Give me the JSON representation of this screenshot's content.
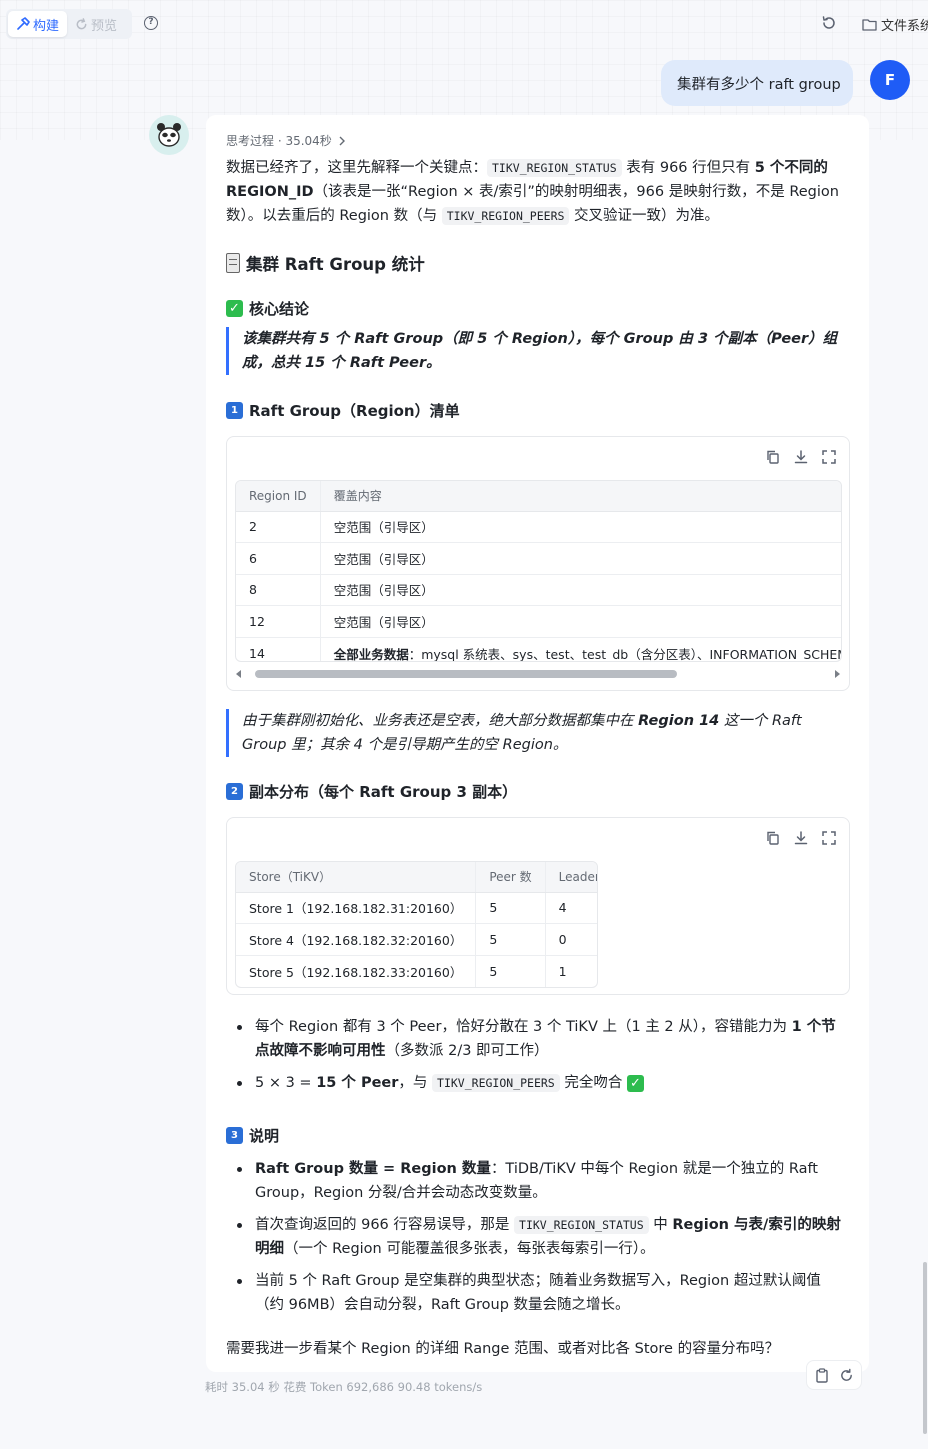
{
  "toolbar": {
    "build_label": "构建",
    "preview_label": "预览",
    "files_label": "文件系统"
  },
  "user_message": {
    "text": "集群有多少个 raft group",
    "avatar_letter": "F"
  },
  "assistant": {
    "thinking_label": "思考过程 · 35.04秒",
    "intro": {
      "p1": "数据已经齐了，这里先解释一个关键点：",
      "code1": "TIKV_REGION_STATUS",
      "p2": " 表有 966 行但只有 ",
      "b1": "5 个不同的 REGION_ID",
      "p3": "（该表是一张“Region × 表/索引”的映射明细表，966 是映射行数，不是 Region 数）。以去重后的 Region 数（与 ",
      "code2": "TIKV_REGION_PEERS",
      "p4": " 交叉验证一致）为准。"
    },
    "h_main": "集群 Raft Group 统计",
    "h_conclusion": "核心结论",
    "conclusion": "该集群共有 5 个 Raft Group（即 5 个 Region），每个 Group 由 3 个副本（Peer）组成，总共 15 个 Raft Peer。",
    "s1": {
      "badge": "1",
      "title": "Raft Group（Region）清单",
      "headers": [
        "Region ID",
        "覆盖内容"
      ],
      "rows": [
        {
          "id": "2",
          "content": "空范围（引导区）"
        },
        {
          "id": "6",
          "content": "空范围（引导区）"
        },
        {
          "id": "8",
          "content": "空范围（引导区）"
        },
        {
          "id": "12",
          "content": "空范围（引导区）"
        }
      ],
      "last_row": {
        "id": "14",
        "bold": "全部业务数据",
        "rest": "：mysql 系统表、sys、test、test_db（含分区表）、INFORMATION_SCHEMA"
      }
    },
    "note": {
      "pre": "由于集群刚初始化、业务表还是空表，绝大部分数据都集中在 ",
      "bold": "Region 14",
      "post": " 这一个 Raft Group 里；其余 4 个是引导期产生的空 Region。"
    },
    "s2": {
      "badge": "2",
      "title": "副本分布（每个 Raft Group 3 副本）",
      "headers": [
        "Store（TiKV）",
        "Peer 数",
        "Leader 数"
      ],
      "rows": [
        {
          "store": "Store 1（192.168.182.31:20160）",
          "peers": "5",
          "leaders": "4"
        },
        {
          "store": "Store 4（192.168.182.32:20160）",
          "peers": "5",
          "leaders": "0"
        },
        {
          "store": "Store 5（192.168.182.33:20160）",
          "peers": "5",
          "leaders": "1"
        }
      ]
    },
    "bullets2": {
      "b1_pre": "每个 Region 都有 3 个 Peer，恰好分散在 3 个 TiKV 上（1 主 2 从），容错能力为 ",
      "b1_bold": "1 个节点故障不影响可用性",
      "b1_post": "（多数派 2/3 即可工作）",
      "b2_pre": "5 × 3 = ",
      "b2_bold": "15 个 Peer",
      "b2_mid": "，与 ",
      "b2_code": "TIKV_REGION_PEERS",
      "b2_post": " 完全吻合 "
    },
    "s3": {
      "badge": "3",
      "title": "说明",
      "i1_bold": "Raft Group 数量 = Region 数量",
      "i1_rest": "：TiDB/TiKV 中每个 Region 就是一个独立的 Raft Group，Region 分裂/合并会动态改变数量。",
      "i2_pre": "首次查询返回的 966 行容易误导，那是 ",
      "i2_code": "TIKV_REGION_STATUS",
      "i2_mid": " 中 ",
      "i2_bold": "Region 与表/索引的映射明细",
      "i2_post": "（一个 Region 可能覆盖很多张表，每张表每索引一行）。",
      "i3": "当前 5 个 Raft Group 是空集群的典型状态；随着业务数据写入，Region 超过默认阈值（约 96MB）会自动分裂，Raft Group 数量会随之增长。"
    },
    "closing": "需要我进一步看某个 Region 的详细 Range 范围、或者对比各 Store 的容量分布吗？"
  },
  "footer": {
    "stats": "耗时 35.04 秒   花费 Token 692,686   90.48 tokens/s"
  },
  "colors": {
    "accent": "#2f6bff",
    "user_bubble": "#dfeafb",
    "avatar": "#1f5cf6",
    "quote_bar": "#3370ff",
    "check": "#2dbc4e"
  }
}
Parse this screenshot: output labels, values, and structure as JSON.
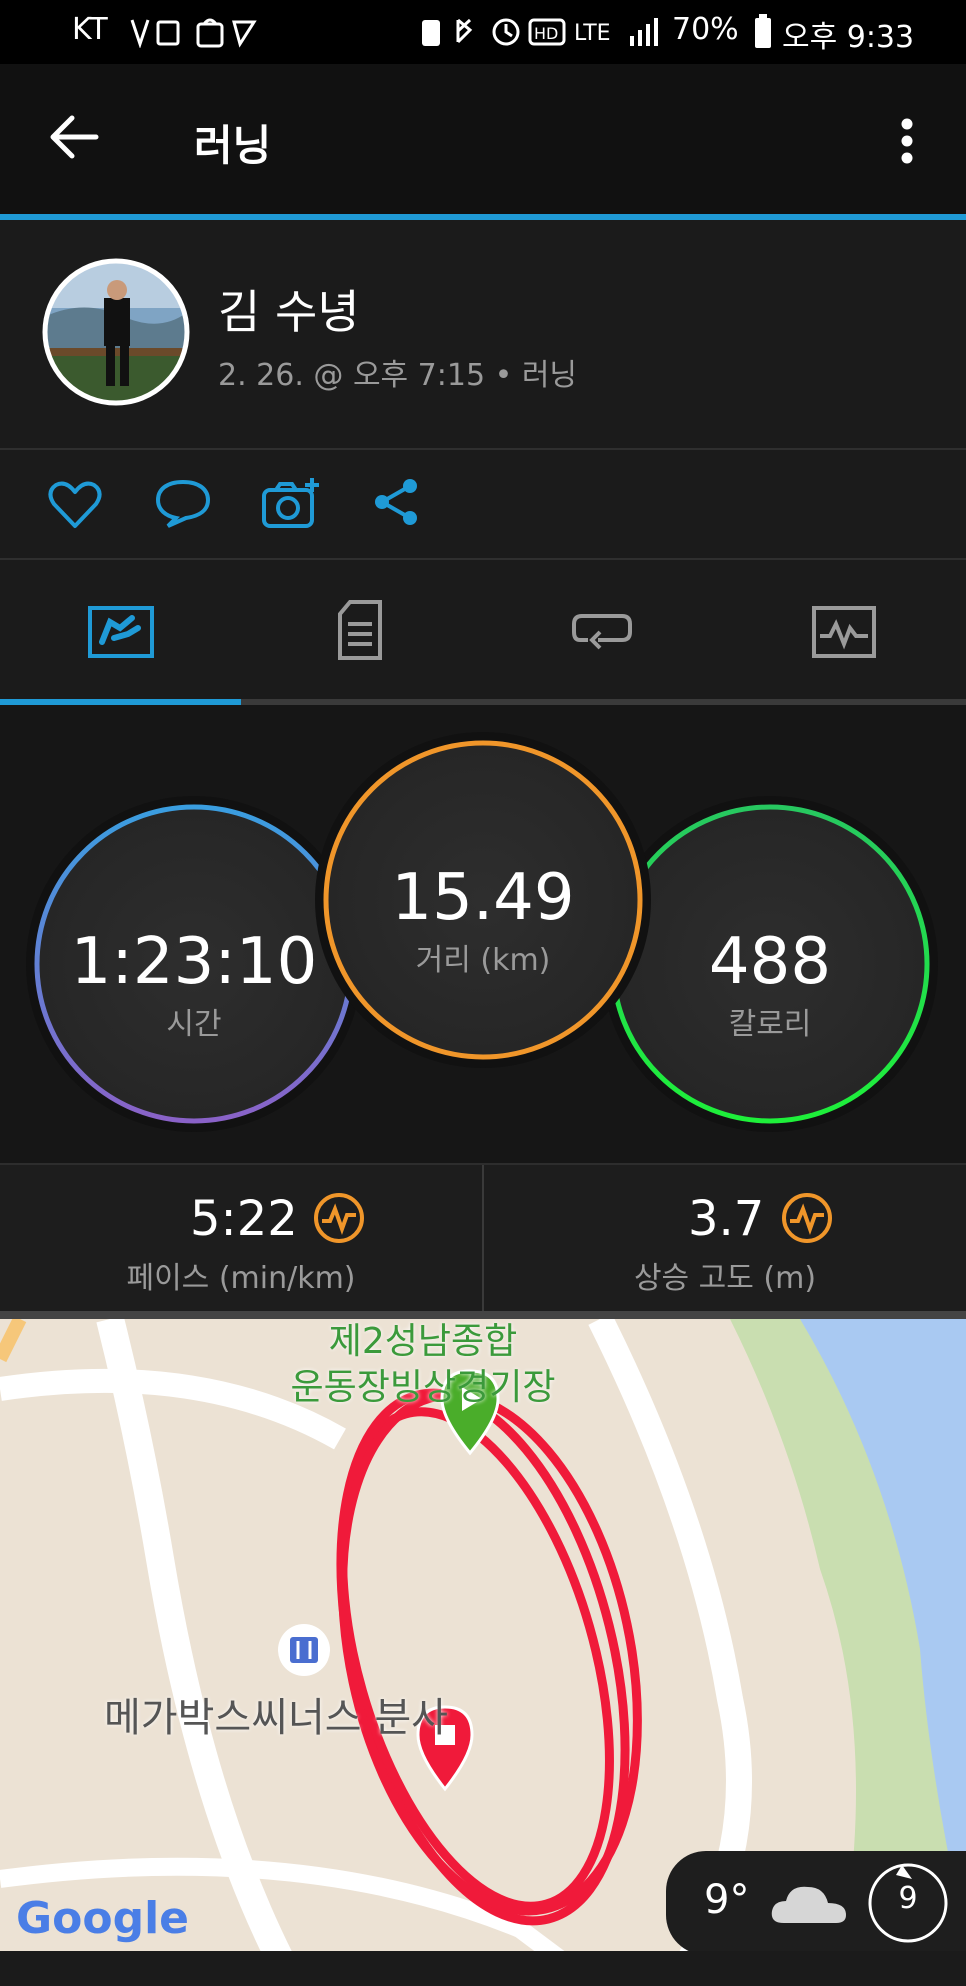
{
  "status_bar": {
    "carrier": "KT",
    "battery": "70%",
    "time": "오후 9:33"
  },
  "app_bar": {
    "title": "러닝"
  },
  "profile": {
    "name": "김 수녕",
    "meta": "2. 26. @ 오후 7:15 • 러닝"
  },
  "stats": {
    "time": {
      "value": "1:23:10",
      "label": "시간"
    },
    "distance": {
      "value": "15.49",
      "label": "거리 (km)"
    },
    "calories": {
      "value": "488",
      "label": "칼로리"
    }
  },
  "metrics": {
    "pace": {
      "value": "5:22",
      "label": "페이스 (min/km)"
    },
    "elevation": {
      "value": "3.7",
      "label": "상승 고도 (m)"
    }
  },
  "map": {
    "place_label_line1": "제2성남종합",
    "place_label_line2": "운동장빙상경기장",
    "poi_label": "메가박스씨너스 분사",
    "logo": "Google"
  },
  "weather": {
    "temp": "9°",
    "wind": "9"
  },
  "colors": {
    "accent": "#1f9ad6",
    "distance_ring": "#f0962a",
    "calories_ring": "#27d04a",
    "time_ring": "#3a9ee0",
    "route": "#f01a3a"
  }
}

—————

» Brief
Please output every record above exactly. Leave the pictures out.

» Expected answer
Give me the JSON representation of this screenshot's content.
{
  "toolbar": {
    "build_label": "构建",
    "preview_label": "预览",
    "files_label": "文件系统"
  },
  "user_message": {
    "text": "集群有多少个 raft group",
    "avatar_letter": "F"
  },
  "assistant": {
    "thinking_label": "思考过程 · 35.04秒",
    "intro": {
      "p1": "数据已经齐了，这里先解释一个关键点：",
      "code1": "TIKV_REGION_STATUS",
      "p2": " 表有 966 行但只有 ",
      "b1": "5 个不同的 REGION_ID",
      "p3": "（该表是一张“Region × 表/索引”的映射明细表，966 是映射行数，不是 Region 数）。以去重后的 Region 数（与 ",
      "code2": "TIKV_REGION_PEERS",
      "p4": " 交叉验证一致）为准。"
    },
    "h_main": "集群 Raft Group 统计",
    "h_conclusion": "核心结论",
    "conclusion": "该集群共有 5 个 Raft Group（即 5 个 Region），每个 Group 由 3 个副本（Peer）组成，总共 15 个 Raft Peer。",
    "s1": {
      "badge": "1",
      "title": "Raft Group（Region）清单",
      "headers": [
        "Region ID",
        "覆盖内容"
      ],
      "rows": [
        {
          "id": "2",
          "content": "空范围（引导区）"
        },
        {
          "id": "6",
          "content": "空范围（引导区）"
        },
        {
          "id": "8",
          "content": "空范围（引导区）"
        },
        {
          "id": "12",
          "content": "空范围（引导区）"
        }
      ],
      "last_row": {
        "id": "14",
        "bold": "全部业务数据",
        "rest": "：mysql 系统表、sys、test、test_db（含分区表）、INFORMATION_SCHEMA"
      }
    },
    "note": {
      "pre": "由于集群刚初始化、业务表还是空表，绝大部分数据都集中在 ",
      "bold": "Region 14",
      "post": " 这一个 Raft Group 里；其余 4 个是引导期产生的空 Region。"
    },
    "s2": {
      "badge": "2",
      "title": "副本分布（每个 Raft Group 3 副本）",
      "headers": [
        "Store（TiKV）",
        "Peer 数",
        "Leader 数"
      ],
      "rows": [
        {
          "store": "Store 1（192.168.182.31:20160）",
          "peers": "5",
          "leaders": "4"
        },
        {
          "store": "Store 4（192.168.182.32:20160）",
          "peers": "5",
          "leaders": "0"
        },
        {
          "store": "Store 5（192.168.182.33:20160）",
          "peers": "5",
          "leaders": "1"
        }
      ]
    },
    "bullets2": {
      "b1_pre": "每个 Region 都有 3 个 Peer，恰好分散在 3 个 TiKV 上（1 主 2 从），容错能力为 ",
      "b1_bold": "1 个节点故障不影响可用性",
      "b1_post": "（多数派 2/3 即可工作）",
      "b2_pre": "5 × 3 = ",
      "b2_bold": "15 个 Peer",
      "b2_mid": "，与 ",
      "b2_code": "TIKV_REGION_PEERS",
      "b2_post": " 完全吻合 "
    },
    "s3": {
      "badge": "3",
      "title": "说明",
      "i1_bold": "Raft Group 数量 = Region 数量",
      "i1_rest": "：TiDB/TiKV 中每个 Region 就是一个独立的 Raft Group，Region 分裂/合并会动态改变数量。",
      "i2_pre": "首次查询返回的 966 行容易误导，那是 ",
      "i2_code": "TIKV_REGION_STATUS",
      "i2_mid": " 中 ",
      "i2_bold": "Region 与表/索引的映射明细",
      "i2_post": "（一个 Region 可能覆盖很多张表，每张表每索引一行）。",
      "i3": "当前 5 个 Raft Group 是空集群的典型状态；随着业务数据写入，Region 超过默认阈值（约 96MB）会自动分裂，Raft Group 数量会随之增长。"
    },
    "closing": "需要我进一步看某个 Region 的详细 Range 范围、或者对比各 Store 的容量分布吗？"
  },
  "footer": {
    "stats": "耗时 35.04 秒   花费 Token 692,686   90.48 tokens/s"
  },
  "colors": {
    "accent": "#2f6bff",
    "user_bubble": "#dfeafb",
    "avatar": "#1f5cf6",
    "quote_bar": "#3370ff",
    "check": "#2dbc4e"
  }
}
Parse this screenshot: output labels, values, and structure as JSON.
{
  "status_bar": {
    "carrier": "KT",
    "battery": "70%",
    "time": "오후 9:33"
  },
  "app_bar": {
    "title": "러닝"
  },
  "profile": {
    "name": "김 수녕",
    "meta": "2. 26. @ 오후 7:15 • 러닝"
  },
  "stats": {
    "time": {
      "value": "1:23:10",
      "label": "시간"
    },
    "distance": {
      "value": "15.49",
      "label": "거리 (km)"
    },
    "calories": {
      "value": "488",
      "label": "칼로리"
    }
  },
  "metrics": {
    "pace": {
      "value": "5:22",
      "label": "페이스 (min/km)"
    },
    "elevation": {
      "value": "3.7",
      "label": "상승 고도 (m)"
    }
  },
  "map": {
    "place_label_line1": "제2성남종합",
    "place_label_line2": "운동장빙상경기장",
    "poi_label": "메가박스씨너스 분사",
    "logo": "Google"
  },
  "weather": {
    "temp": "9°",
    "wind": "9"
  },
  "colors": {
    "accent": "#1f9ad6",
    "distance_ring": "#f0962a",
    "calories_ring": "#27d04a",
    "time_ring": "#3a9ee0",
    "route": "#f01a3a"
  }
}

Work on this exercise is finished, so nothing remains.